§ **Prompt**: Each line below that includes the word "NOTRE" is to be reported.
=== Section Start ===
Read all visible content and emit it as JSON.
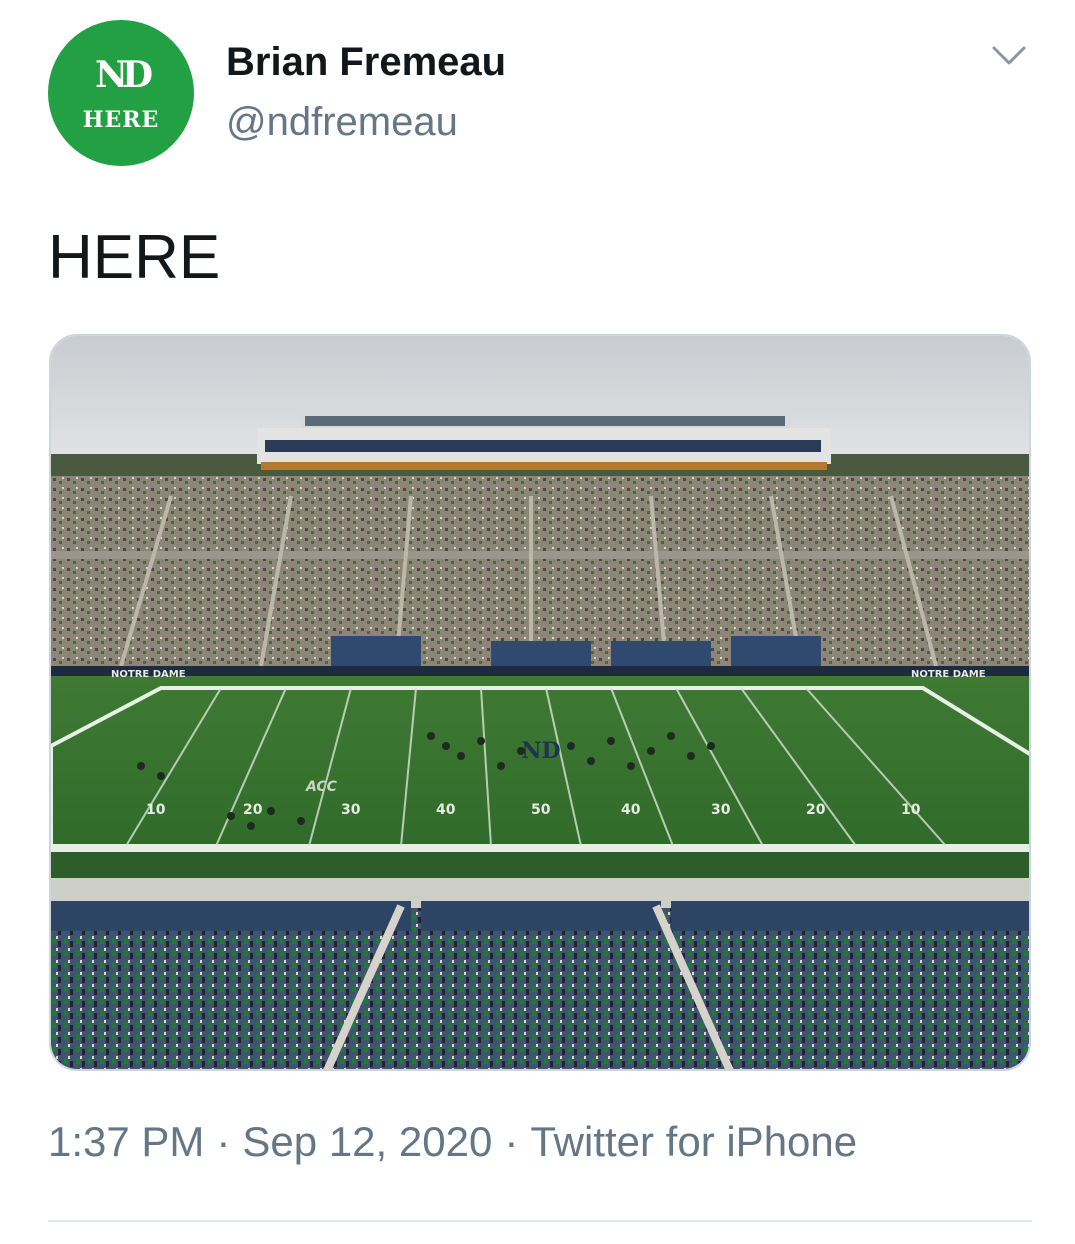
{
  "tweet": {
    "author": {
      "name": "Brian Fremeau",
      "handle": "@ndfremeau",
      "avatar": {
        "monogram": "ND",
        "text": "HERE",
        "color": "#23a043"
      }
    },
    "text": "HERE",
    "media": {
      "field_numbers": [
        "10",
        "20",
        "30",
        "40",
        "50",
        "40",
        "30",
        "20",
        "10"
      ],
      "wall_text_left": "NOTRE DAME",
      "wall_text_right": "NOTRE DAME",
      "midfield_logo": "ND",
      "conference_logo": "ACC"
    },
    "time": "1:37 PM",
    "date": "Sep 12, 2020",
    "source": "Twitter for iPhone",
    "separator": "·"
  },
  "icons": {
    "more": "chevron-down-icon"
  },
  "colors": {
    "accent_green": "#23a043",
    "secondary_text": "#657786",
    "divider": "#e1e8ed"
  }
}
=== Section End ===
§ **Completed task**:
      "wall_text_left": "NOTRE DAME",
      "wall_text_right": "NOTRE DAME",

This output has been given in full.